The union argued that the worker owned up to his misconduct immediately, but the arbitrator disagreed. Although the worker acknowledged what he did, he maintained that he wasn’t in danger, which raised questions about whether he could be trusted to never do it again, the arbitrator said, noting that the worker didn’t mention during the investigation that he had done it before – that didn’t come out until the hearing.

The arbitrator found that the misconduct qualified as just cause without a warning under the collective agreement, as AML specifically listed gross negligence as a reason for termination. In addition, two other employees were terminated a month before the incident, so the company’s discipline was consistent, the arbitrator said.

The arbitrator also found that the worker using his own judgment to override the lockout policy in a workplace where an employee had been killed was a serious breach of trust. In addition, the worker only admitted to doing it after he was caught, which irreparably damaged the employment relationship, said the arbitrator in dismissing the grievance.

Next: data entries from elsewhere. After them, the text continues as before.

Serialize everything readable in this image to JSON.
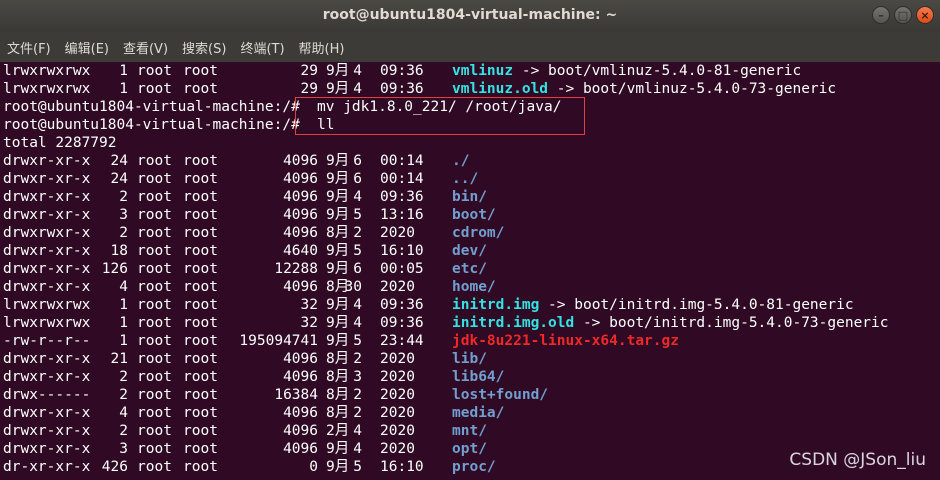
{
  "window": {
    "title": "root@ubuntu1804-virtual-machine: ~"
  },
  "menu": [
    "文件(F)",
    "编辑(E)",
    "查看(V)",
    "搜索(S)",
    "终端(T)",
    "帮助(H)"
  ],
  "rows": [
    {
      "perm": "lrwxrwxrwx",
      "links": "1",
      "user": "root",
      "group": "root",
      "size": "29",
      "month": "9月",
      "day": "4",
      "time": "09:36",
      "name": "vmlinuz",
      "link": " -> boot/vmlinuz-5.4.0-81-generic",
      "color": "cyan"
    },
    {
      "perm": "lrwxrwxrwx",
      "links": "1",
      "user": "root",
      "group": "root",
      "size": "29",
      "month": "9月",
      "day": "4",
      "time": "09:36",
      "name": "vmlinuz.old",
      "link": " -> boot/vmlinuz-5.4.0-73-generic",
      "color": "cyan"
    },
    {
      "prompt": "root@ubuntu1804-virtual-machine:/# ",
      "cmd": "mv jdk1.8.0_221/ /root/java/"
    },
    {
      "prompt": "root@ubuntu1804-virtual-machine:/# ",
      "cmd": "ll"
    },
    {
      "text": "total 2287792"
    },
    {
      "perm": "drwxr-xr-x",
      "links": "24",
      "user": "root",
      "group": "root",
      "size": "4096",
      "month": "9月",
      "day": "6",
      "time": "00:14",
      "name": "./",
      "color": "blue"
    },
    {
      "perm": "drwxr-xr-x",
      "links": "24",
      "user": "root",
      "group": "root",
      "size": "4096",
      "month": "9月",
      "day": "6",
      "time": "00:14",
      "name": "../",
      "color": "blue"
    },
    {
      "perm": "drwxr-xr-x",
      "links": "2",
      "user": "root",
      "group": "root",
      "size": "4096",
      "month": "9月",
      "day": "4",
      "time": "09:36",
      "name": "bin/",
      "color": "blue"
    },
    {
      "perm": "drwxr-xr-x",
      "links": "3",
      "user": "root",
      "group": "root",
      "size": "4096",
      "month": "9月",
      "day": "5",
      "time": "13:16",
      "name": "boot/",
      "color": "blue"
    },
    {
      "perm": "drwxrwxr-x",
      "links": "2",
      "user": "root",
      "group": "root",
      "size": "4096",
      "month": "8月",
      "day": "2",
      "time": "2020",
      "name": "cdrom/",
      "color": "blue"
    },
    {
      "perm": "drwxr-xr-x",
      "links": "18",
      "user": "root",
      "group": "root",
      "size": "4640",
      "month": "9月",
      "day": "5",
      "time": "16:10",
      "name": "dev/",
      "color": "blue"
    },
    {
      "perm": "drwxr-xr-x",
      "links": "126",
      "user": "root",
      "group": "root",
      "size": "12288",
      "month": "9月",
      "day": "6",
      "time": "00:05",
      "name": "etc/",
      "color": "blue"
    },
    {
      "perm": "drwxr-xr-x",
      "links": "4",
      "user": "root",
      "group": "root",
      "size": "4096",
      "month": "8月",
      "day": "30",
      "time": "2020",
      "name": "home/",
      "color": "blue"
    },
    {
      "perm": "lrwxrwxrwx",
      "links": "1",
      "user": "root",
      "group": "root",
      "size": "32",
      "month": "9月",
      "day": "4",
      "time": "09:36",
      "name": "initrd.img",
      "link": " -> boot/initrd.img-5.4.0-81-generic",
      "color": "cyan"
    },
    {
      "perm": "lrwxrwxrwx",
      "links": "1",
      "user": "root",
      "group": "root",
      "size": "32",
      "month": "9月",
      "day": "4",
      "time": "09:36",
      "name": "initrd.img.old",
      "link": " -> boot/initrd.img-5.4.0-73-generic",
      "color": "cyan"
    },
    {
      "perm": "-rw-r--r--",
      "links": "1",
      "user": "root",
      "group": "root",
      "size": "195094741",
      "month": "9月",
      "day": "5",
      "time": "23:44",
      "name": "jdk-8u221-linux-x64.tar.gz",
      "color": "red"
    },
    {
      "perm": "drwxr-xr-x",
      "links": "21",
      "user": "root",
      "group": "root",
      "size": "4096",
      "month": "8月",
      "day": "2",
      "time": "2020",
      "name": "lib/",
      "color": "blue"
    },
    {
      "perm": "drwxr-xr-x",
      "links": "2",
      "user": "root",
      "group": "root",
      "size": "4096",
      "month": "8月",
      "day": "3",
      "time": "2020",
      "name": "lib64/",
      "color": "blue"
    },
    {
      "perm": "drwx------",
      "links": "2",
      "user": "root",
      "group": "root",
      "size": "16384",
      "month": "8月",
      "day": "2",
      "time": "2020",
      "name": "lost+found/",
      "color": "blue"
    },
    {
      "perm": "drwxr-xr-x",
      "links": "4",
      "user": "root",
      "group": "root",
      "size": "4096",
      "month": "8月",
      "day": "2",
      "time": "2020",
      "name": "media/",
      "color": "blue"
    },
    {
      "perm": "drwxr-xr-x",
      "links": "2",
      "user": "root",
      "group": "root",
      "size": "4096",
      "month": "2月",
      "day": "4",
      "time": "2020",
      "name": "mnt/",
      "color": "blue"
    },
    {
      "perm": "drwxr-xr-x",
      "links": "3",
      "user": "root",
      "group": "root",
      "size": "4096",
      "month": "9月",
      "day": "4",
      "time": "2020",
      "name": "opt/",
      "color": "blue"
    },
    {
      "perm": "dr-xr-xr-x",
      "links": "426",
      "user": "root",
      "group": "root",
      "size": "0",
      "month": "9月",
      "day": "5",
      "time": "16:10",
      "name": "proc/",
      "color": "blue"
    }
  ],
  "watermark": "CSDN @JSon_liu",
  "colors": {
    "background": "#300a24",
    "dir": "#729fcf",
    "link": "#34e2e2",
    "archive": "#ef2929",
    "highlight_box": "#e04040"
  }
}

An Ontario arbitrator upheld the firing of a long-term employee who failed to take responsibility for his safety violation.

Worker made own determination

The fact that the worker made his own determination and he felt safe enough to disregard the procedure was a key determiner, says Willette.

“[The worker] disregarded the workplace procedure based on his own view of his safety - and what came out in the arbitration hearing is that this was not the first time he had disregarded the policy to determine his own level of safety,” she says. “Which in effect shows that he's untrainable - all the training that the employer wished to invest in him really had no effect.”

Cases are always evaluated on a case-by-case basis, so it’s difficult to say when serious safety violations can be just cause for dismissal without prior discipline, but employers can help their cause through due diligence, says Willette.

“Employers would like to think it would [always be just cause] because they're there obligated under statute to provide safe work environments,” she says. “So from an employer perspective, do their due diligence on training and recordkeeping in terms of what training they provide, all the safety measures they take, and the disciplining of employees who violate those policies - it's all part of their due diligence to show under occupational health and safety legislation that they've done all they can do to provide a safe work environment.”

See IUOE, Local 904 and Atlantic Minerals Ltd. (Renouf), Re, 2023 CarswellNfld 183.